Mr BUTLER (Port Adelaide) (14:59): My
question is to the Prime Minister. The Melbourne Energy Institute has found
that his plan to build new coal-fired power stations would cost $62 billion.
Given that this cost would have to be passed on to households, will the Prime
Minister confirm the cost of his coal plan announced at the National Press Club
as $62 billion?
Mr FRYDENBERG (Kooyong—Minister for the Environment
and Energy) (15:00): It is funny—I can just say that we on this side are
not the only ones in this House who actually believe in clean coal. Listen to
this quote from the member for Grayndler, who said in this place:
One count was the Prime Minister suggesting that somehow I did not
support clean coal technology. If he cares to check my website, he will see at
least 73 speeches and press releases referring to support for clean coal
technology, including me as the major speaker at the clean coal conference, …
That is the alternative
Leader of the Opposition!
Now listen: we
understand on this side of the House that you need to be technology neutral. As
the Prime Minister has outlined, Australia is the largest coal exporter in the
world. Our coal is low in sulphur and low in ash. What we have seen right
throughout Asia is more than 700 of these high-efficiency low-emission power
stations. So we are absolutely serious about investigating the cost of doing
this in Australia. We understand that we have 24 coal-fired power stations, all
of which they wanted to close when they joined with the Greens to pass a motion
in the Senate to encourage the closure of coal-fired power stations.
Mr Thistlethwaite: What does your plan cost? Why
can't you answer it?
Mr FRYDENBERG: So we are absolutely serious
about clean coal technology.
This is what the
Chief Scientist of Australia, Dr Alan Finkel, said about clean coal technology:
…- existing coal and new coal – with CCS [carbon capture and storage] is
a very legitimate low emissions technology.
We are absolutely serious
about maintaining baseload power in the system. Those opposite have a 50 per
cent renewable energy target for which they do know what the cost is and they
do not know what the implications on the network are—and they do not even know
what it is called!
We on this side of
the House have a much different policy—we are technology neutral when it comes
to our policies. We will not go down the path of an emissions intensity scheme

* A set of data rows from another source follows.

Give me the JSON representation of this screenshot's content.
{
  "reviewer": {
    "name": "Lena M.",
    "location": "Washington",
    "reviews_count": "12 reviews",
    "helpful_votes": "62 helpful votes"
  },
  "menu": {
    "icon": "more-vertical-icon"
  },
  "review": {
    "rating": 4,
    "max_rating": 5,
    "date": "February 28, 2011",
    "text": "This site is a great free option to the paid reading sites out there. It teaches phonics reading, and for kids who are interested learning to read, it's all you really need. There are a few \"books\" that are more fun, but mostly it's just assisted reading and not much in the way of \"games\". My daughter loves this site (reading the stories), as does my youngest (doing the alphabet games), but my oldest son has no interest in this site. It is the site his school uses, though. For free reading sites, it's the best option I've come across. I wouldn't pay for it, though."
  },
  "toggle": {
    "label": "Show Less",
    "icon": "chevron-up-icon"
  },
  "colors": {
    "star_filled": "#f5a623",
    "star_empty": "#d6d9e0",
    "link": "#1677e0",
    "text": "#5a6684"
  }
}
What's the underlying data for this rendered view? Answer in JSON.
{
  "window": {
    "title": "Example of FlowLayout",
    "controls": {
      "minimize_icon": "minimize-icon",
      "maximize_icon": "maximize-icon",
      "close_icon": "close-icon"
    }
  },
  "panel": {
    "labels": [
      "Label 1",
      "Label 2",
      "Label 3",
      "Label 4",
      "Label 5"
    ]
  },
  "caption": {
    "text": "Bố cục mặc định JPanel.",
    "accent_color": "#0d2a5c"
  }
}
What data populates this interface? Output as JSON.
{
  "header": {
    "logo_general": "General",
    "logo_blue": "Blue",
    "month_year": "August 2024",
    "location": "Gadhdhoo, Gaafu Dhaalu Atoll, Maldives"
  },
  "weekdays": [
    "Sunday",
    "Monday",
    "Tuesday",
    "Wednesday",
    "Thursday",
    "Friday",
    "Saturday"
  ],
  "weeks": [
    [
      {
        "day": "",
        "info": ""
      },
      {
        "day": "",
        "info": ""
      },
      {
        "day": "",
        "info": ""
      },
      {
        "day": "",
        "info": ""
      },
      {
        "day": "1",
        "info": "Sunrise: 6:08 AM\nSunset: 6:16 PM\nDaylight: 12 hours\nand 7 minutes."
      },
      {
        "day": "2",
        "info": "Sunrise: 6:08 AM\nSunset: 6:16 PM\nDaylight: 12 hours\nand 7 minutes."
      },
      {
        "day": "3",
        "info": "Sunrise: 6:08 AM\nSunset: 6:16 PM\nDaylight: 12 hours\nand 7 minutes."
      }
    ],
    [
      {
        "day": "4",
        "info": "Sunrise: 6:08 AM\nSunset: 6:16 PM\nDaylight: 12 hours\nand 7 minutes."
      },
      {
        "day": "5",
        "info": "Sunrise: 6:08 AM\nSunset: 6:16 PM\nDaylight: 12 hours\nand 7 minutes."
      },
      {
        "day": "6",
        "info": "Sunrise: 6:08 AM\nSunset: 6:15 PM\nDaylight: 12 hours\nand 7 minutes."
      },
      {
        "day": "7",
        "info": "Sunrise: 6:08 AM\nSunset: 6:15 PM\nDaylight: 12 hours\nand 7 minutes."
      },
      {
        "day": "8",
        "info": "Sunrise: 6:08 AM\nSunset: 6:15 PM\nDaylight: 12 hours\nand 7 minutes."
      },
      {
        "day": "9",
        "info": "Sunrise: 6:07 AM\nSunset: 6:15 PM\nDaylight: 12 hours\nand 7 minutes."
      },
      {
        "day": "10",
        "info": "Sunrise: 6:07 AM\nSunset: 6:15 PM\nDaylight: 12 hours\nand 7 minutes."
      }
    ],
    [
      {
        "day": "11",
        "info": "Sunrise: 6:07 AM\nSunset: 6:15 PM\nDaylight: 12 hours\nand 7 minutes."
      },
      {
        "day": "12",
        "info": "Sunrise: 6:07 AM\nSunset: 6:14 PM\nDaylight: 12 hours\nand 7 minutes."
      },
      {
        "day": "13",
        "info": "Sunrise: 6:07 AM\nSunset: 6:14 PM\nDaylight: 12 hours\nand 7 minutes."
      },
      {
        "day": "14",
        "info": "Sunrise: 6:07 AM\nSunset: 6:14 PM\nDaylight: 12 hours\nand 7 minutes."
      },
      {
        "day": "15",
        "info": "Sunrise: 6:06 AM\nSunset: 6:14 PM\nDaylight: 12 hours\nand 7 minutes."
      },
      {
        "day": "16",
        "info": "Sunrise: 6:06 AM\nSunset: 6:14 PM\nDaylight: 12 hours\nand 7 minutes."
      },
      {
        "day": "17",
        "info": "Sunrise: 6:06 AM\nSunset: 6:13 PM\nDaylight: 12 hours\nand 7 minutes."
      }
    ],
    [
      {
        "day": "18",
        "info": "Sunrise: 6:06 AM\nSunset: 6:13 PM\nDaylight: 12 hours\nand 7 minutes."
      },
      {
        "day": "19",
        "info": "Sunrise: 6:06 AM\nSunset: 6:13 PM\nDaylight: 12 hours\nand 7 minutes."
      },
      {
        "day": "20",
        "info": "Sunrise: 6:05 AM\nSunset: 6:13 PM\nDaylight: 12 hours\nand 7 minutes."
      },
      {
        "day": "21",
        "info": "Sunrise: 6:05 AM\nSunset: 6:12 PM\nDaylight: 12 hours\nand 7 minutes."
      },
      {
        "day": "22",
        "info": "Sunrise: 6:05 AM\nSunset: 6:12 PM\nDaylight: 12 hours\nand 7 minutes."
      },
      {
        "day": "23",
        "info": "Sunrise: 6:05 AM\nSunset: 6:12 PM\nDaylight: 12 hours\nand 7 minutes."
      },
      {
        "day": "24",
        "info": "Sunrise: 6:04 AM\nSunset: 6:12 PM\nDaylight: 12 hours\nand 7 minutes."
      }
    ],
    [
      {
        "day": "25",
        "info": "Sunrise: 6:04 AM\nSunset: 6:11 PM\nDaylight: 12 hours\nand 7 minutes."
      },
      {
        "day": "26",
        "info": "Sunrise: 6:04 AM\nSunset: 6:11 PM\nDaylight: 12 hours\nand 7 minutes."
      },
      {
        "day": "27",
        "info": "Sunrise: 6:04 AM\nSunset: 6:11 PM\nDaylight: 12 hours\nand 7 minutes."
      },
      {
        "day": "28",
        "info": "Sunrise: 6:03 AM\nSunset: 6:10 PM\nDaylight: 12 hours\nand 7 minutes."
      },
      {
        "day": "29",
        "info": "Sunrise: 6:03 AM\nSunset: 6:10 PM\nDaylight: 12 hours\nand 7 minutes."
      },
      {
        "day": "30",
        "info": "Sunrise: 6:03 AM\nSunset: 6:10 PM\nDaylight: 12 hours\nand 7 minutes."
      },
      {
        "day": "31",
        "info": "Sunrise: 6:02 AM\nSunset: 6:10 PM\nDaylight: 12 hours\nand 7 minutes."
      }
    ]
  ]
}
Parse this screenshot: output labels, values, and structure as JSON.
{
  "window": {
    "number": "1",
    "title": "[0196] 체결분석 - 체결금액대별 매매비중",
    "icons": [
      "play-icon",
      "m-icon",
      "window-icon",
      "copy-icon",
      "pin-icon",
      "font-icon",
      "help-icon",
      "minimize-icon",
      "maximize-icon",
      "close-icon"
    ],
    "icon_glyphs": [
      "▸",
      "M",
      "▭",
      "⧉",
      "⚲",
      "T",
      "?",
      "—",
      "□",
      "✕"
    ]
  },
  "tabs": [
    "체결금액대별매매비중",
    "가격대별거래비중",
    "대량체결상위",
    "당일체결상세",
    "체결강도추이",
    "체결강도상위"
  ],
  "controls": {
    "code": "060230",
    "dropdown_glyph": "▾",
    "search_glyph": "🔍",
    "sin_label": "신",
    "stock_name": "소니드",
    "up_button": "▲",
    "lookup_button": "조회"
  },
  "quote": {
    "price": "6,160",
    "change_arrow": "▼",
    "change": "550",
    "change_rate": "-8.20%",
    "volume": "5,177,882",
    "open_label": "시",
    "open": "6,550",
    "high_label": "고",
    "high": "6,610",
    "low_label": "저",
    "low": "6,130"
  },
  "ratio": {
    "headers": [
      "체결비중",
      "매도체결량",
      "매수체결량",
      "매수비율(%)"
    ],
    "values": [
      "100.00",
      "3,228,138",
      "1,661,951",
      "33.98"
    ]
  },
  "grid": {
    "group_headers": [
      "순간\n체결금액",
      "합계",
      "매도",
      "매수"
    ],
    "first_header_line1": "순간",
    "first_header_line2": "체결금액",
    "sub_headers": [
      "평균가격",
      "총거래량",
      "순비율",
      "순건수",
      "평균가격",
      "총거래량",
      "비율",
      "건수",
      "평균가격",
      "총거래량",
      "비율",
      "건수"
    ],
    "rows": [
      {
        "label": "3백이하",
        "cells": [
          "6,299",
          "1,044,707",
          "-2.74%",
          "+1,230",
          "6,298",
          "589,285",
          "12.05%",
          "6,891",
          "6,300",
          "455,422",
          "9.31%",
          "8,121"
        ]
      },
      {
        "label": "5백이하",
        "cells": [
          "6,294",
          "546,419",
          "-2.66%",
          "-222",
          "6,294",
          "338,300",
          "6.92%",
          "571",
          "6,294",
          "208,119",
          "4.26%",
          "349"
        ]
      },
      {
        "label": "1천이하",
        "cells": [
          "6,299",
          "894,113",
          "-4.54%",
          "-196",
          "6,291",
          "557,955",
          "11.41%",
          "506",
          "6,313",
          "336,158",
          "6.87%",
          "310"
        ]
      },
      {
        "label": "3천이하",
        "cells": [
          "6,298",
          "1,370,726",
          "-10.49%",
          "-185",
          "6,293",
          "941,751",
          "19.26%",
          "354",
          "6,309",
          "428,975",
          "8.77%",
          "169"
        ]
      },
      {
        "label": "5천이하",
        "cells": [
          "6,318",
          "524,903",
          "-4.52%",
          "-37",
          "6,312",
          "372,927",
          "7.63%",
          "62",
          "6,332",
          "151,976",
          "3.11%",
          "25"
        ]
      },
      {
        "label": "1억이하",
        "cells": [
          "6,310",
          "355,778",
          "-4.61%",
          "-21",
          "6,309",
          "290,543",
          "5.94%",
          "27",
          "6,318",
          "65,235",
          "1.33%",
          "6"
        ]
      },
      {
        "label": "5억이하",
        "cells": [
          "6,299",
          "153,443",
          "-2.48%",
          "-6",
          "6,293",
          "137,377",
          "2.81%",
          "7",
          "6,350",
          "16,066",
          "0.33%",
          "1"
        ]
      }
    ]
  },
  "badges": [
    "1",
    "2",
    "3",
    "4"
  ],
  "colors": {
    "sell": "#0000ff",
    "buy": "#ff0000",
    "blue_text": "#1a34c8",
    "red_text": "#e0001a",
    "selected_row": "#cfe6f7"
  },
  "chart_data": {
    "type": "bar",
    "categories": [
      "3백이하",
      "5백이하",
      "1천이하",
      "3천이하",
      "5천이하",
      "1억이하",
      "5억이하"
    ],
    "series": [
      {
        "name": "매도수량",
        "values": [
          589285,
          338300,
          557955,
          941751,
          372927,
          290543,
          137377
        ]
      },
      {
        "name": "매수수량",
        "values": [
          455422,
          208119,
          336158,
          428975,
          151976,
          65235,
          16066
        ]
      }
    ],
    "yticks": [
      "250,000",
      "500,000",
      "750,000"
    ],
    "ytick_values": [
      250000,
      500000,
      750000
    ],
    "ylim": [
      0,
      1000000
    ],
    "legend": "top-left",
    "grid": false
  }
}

and we are not going down the path of closing coal-fired power stations. We are
not going down the path of a 45 per cent emissions reduction target and we are
not going down the path of a 50 per cent renewable energy target.
Mr Thistlethwaite: You can't answer it!
Mr FRYDENBERG: We are serious about investigating
clean coal technology.
I will just
finish: the CO2 Cooperative Research Centre in Melbourne looked at the
levelised cost of a new coal-fired power station and found that it could
actually be cheaper than gas and wind.
The SPEAKER: The only reason I have not asked
the member of the Kingsford Smith to leave the chamber—he knows he has been
interjecting and I have asked him a couple of times to cease interjecting—is
that he is not a serial offender in that regard. But he will not interject
again for the rest of question time.